LASIK Or Contact Lenses: Which Is Best For Me?

As LASIK reaches new levels of popularity, people of all ages are ditching their prescription contact lenses for laser vision correction. Here at Inland Eye, we see hundreds of patients wishing that there was a better solution to their blurry vision. While LASIK surgery is extremely safe and effective, there are some people who are better off sticking with their contact lenses.

Those who have used contact lenses for a long period of time understand the hassle that comes along with them – constant cleaning, red eyes, and the occasional piece of dirt stuck under the lens. LASIK and contact lenses both have their pros and cons, and our doctors at Inland Eye will be able to determine which is really right for you. However, for the sake of making informed decisions, let’s discuss the reasons why one might choose LASIK over contact lenses, and vise versa.

Why You May (or May Not) Want to Choose Contact Lenses

Contact lenses are certainly an extremely popular choice for vision correction, with more than 30 million contact lens users in the US alone. Contact lenses offer many benefits and freedoms from eyeglasses, but what about when compared LASIK?

The Good

Firstly, not everyone is a candidate for LASIK. However, there are so many types of contact lenses in available today that there are very few people who are not candidates for contact lenses. Contact lenses tend to be available to a wider scope of people in comparison to LASIK. Those who are not candidates for LASIK can benefit greatly from contact lenses.

Many people prefer the non-permanence of contact lenses as well. Contact lenses are easily removed if you decide you would like to switch to another vision correction method, or if you occasionally like wearing eyeglasses. Color contact lenses can also be used to temporarily change the color your eyes. The results of LASIK are permanent, which is off-putting to some.

The Bad

One of the biggest complaints we hear at Inland Eye is that contact lenses are simply a hassle. To safely wear contact lenses, it is important to follow the proper cleaning and care guidelines given to you by your eye doctor. This means following wear times, cleaning your contact lenses and accessories often, and properly inserting and removing the lenses.

Of course, there are health risks that go along with anything we choose to put in our bodies, including contact lenses.
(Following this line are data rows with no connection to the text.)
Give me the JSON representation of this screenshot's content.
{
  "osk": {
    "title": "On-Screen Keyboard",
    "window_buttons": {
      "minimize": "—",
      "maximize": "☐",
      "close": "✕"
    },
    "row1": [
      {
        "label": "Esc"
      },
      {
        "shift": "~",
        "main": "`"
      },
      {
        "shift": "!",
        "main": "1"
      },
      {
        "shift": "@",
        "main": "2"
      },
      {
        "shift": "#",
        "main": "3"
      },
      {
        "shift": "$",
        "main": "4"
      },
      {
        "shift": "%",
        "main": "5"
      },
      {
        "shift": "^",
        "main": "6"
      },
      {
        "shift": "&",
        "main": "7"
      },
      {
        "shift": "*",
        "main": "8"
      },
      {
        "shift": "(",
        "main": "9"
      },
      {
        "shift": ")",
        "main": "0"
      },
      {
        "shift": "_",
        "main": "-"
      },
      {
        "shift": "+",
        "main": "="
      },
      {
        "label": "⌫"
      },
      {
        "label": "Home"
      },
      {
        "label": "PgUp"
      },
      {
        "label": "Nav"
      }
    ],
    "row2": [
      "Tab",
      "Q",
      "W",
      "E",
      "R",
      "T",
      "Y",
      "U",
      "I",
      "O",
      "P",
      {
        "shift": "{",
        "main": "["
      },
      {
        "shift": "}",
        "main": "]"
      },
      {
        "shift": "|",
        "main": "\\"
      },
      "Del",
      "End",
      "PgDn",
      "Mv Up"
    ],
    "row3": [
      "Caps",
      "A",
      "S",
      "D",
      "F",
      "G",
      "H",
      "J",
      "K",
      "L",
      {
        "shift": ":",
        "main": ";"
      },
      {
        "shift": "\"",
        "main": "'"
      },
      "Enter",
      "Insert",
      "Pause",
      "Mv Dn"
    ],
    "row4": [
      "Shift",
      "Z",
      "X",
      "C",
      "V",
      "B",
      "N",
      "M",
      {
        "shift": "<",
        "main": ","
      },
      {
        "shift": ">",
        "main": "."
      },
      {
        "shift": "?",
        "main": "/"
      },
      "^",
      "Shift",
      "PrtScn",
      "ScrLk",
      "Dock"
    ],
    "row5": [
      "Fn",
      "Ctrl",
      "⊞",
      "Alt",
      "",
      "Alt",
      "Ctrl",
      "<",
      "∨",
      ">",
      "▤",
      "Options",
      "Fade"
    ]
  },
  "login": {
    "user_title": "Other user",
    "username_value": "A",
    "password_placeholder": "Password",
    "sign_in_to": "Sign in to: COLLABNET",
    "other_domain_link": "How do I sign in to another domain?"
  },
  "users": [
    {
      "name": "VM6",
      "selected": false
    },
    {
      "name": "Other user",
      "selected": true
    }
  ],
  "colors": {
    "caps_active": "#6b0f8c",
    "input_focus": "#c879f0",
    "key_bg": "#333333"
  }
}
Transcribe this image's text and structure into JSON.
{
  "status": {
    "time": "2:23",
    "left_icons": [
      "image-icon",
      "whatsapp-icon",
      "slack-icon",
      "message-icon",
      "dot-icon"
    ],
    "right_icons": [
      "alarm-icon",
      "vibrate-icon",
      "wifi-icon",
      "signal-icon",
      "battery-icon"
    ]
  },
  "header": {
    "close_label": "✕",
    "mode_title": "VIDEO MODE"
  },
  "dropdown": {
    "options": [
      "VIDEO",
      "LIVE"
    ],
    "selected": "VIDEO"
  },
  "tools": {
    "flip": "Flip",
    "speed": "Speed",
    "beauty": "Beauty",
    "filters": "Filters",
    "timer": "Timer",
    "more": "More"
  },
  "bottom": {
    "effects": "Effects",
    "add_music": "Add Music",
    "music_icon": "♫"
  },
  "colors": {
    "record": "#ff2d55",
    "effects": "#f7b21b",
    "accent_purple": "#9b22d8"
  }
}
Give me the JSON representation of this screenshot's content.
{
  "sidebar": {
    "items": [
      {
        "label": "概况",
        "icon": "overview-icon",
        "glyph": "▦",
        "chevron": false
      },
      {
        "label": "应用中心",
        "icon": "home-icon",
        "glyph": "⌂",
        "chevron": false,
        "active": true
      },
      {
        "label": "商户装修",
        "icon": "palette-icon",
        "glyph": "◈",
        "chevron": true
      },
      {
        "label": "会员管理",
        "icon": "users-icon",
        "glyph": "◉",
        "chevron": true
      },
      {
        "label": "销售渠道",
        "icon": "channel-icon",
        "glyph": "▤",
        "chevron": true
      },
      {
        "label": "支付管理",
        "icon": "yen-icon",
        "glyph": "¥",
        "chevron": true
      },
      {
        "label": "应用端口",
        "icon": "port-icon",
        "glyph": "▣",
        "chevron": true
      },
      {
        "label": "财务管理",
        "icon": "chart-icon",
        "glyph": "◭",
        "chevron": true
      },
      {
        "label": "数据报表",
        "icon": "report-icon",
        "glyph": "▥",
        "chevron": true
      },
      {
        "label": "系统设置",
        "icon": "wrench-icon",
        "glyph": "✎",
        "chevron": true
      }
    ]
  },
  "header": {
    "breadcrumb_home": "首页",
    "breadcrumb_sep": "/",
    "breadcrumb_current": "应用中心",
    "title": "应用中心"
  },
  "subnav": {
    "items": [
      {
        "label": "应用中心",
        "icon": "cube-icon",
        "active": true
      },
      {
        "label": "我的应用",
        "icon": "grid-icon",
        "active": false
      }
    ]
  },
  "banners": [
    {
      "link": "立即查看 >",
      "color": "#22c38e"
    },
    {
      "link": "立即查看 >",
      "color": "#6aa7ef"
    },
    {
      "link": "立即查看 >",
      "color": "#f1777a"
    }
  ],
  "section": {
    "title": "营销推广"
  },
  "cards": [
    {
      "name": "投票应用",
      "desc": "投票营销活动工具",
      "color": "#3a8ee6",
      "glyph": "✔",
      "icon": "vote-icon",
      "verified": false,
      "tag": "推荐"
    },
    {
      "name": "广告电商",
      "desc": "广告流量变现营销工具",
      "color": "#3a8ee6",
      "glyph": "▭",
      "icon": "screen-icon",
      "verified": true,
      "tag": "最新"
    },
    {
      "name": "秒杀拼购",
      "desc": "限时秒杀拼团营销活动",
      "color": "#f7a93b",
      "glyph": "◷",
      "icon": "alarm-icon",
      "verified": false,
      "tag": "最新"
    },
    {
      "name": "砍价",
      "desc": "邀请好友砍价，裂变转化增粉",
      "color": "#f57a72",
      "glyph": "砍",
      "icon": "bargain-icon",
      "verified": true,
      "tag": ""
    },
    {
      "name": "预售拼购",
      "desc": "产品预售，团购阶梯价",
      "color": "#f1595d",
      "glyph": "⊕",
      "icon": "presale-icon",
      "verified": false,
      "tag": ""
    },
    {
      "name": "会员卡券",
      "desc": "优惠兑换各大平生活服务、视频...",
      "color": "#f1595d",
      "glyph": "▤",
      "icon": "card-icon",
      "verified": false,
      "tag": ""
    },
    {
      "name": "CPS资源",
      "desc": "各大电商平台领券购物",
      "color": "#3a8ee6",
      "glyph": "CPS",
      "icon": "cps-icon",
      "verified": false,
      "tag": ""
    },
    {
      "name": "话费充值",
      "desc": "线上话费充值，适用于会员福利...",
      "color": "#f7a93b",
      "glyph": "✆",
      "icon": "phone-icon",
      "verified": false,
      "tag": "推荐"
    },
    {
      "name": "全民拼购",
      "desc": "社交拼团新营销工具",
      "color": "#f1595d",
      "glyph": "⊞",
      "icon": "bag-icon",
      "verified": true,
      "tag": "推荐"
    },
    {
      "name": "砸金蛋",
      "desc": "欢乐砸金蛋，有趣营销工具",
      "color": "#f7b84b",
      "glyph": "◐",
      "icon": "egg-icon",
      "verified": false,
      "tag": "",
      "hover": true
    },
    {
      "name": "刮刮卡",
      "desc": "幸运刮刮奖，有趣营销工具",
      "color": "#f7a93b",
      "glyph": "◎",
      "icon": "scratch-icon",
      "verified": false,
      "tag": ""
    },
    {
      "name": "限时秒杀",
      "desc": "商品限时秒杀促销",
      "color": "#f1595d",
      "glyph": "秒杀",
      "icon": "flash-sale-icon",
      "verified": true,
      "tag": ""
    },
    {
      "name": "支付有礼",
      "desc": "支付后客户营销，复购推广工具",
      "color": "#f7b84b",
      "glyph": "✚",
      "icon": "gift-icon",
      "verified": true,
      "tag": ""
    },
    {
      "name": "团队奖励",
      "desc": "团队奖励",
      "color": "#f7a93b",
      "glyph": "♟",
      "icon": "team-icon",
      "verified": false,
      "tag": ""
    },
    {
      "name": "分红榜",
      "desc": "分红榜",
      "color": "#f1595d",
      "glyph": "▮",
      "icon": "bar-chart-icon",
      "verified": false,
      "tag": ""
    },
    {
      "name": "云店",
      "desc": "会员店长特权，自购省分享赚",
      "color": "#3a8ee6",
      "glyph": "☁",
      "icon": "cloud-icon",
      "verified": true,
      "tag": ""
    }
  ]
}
Here are some of the risks and complications associated with contact lenses:

  • Improper contact lens care can lead to serious eye infections, which affect up to 1 out of every 500 contact lens users per year. (Between 40%-90% of contact lens users do not properly follow the care instructions for their contact lenses!)
  • Keratitis (an eye infection) leads to 1 million doctor and hospital visits per year, which costs $175 million to the US healthcare system.

The Pros and Cons of LASIK Surgery

LASIK surgery is one of the most common and effective refractive surgeries in the US. Millions have undergone LASIK surgery with great results. Many people, especially those who have been dealing with contact lenses and eyeglasses for a long time, are ready and willing to receive this permanent vision correction surgery.

The Good

LASIK surgery has a remarkably low complication rate, contrary to some popular myths. The actual surgery itself is very simple, fast and safe. The LASIK craft has been tweaked and perfected since its introduction and is now one of the safest eye surgeries in the world.

LASIK offers a certain level of freedom that cannot be attained through the use of contact lenses. Those who have LASIK do not deal with the hassle of cleaning and taking care of contact lenses, they simply get up and go. LASIK is generally better for those who lead very active lifestyles and cannot dedicate the time to properly caring for contact lenses.

The Bad 

LASIK surgery, as with all surgery, does have risks and a few side effects. Immediately after LASIK surgery, patients generally experience symptoms of dry eye syndrome. Symptoms include dry, itchy eyes, the feeling that something is in your eye, and redness. These side effects should subside quickly.

LASIK complications are so rare because doctors only perform this surgery on people who carry a low risk of complication. Here are some of the more rare risks and complications associated with LASIK surgery:

  • Glare, halos and double vision. These complications make seeing at night difficult.
  • Dry eye syndrome. Beyond the normal, temporary side effects of LASIK, some people can develop chronic dry eye syndrome.
  • In very rare instances, vision may be over or under corrected.

Now that you know a little bit about each of these vision correction options, you might have a good idea of which method you prefer. The next step is to make an appointment with one of our doctors here at Inland Eye, so they can determine if your preferred method is right for you. Say goodbye to the annoyance of eyeglasses and hello to freedom!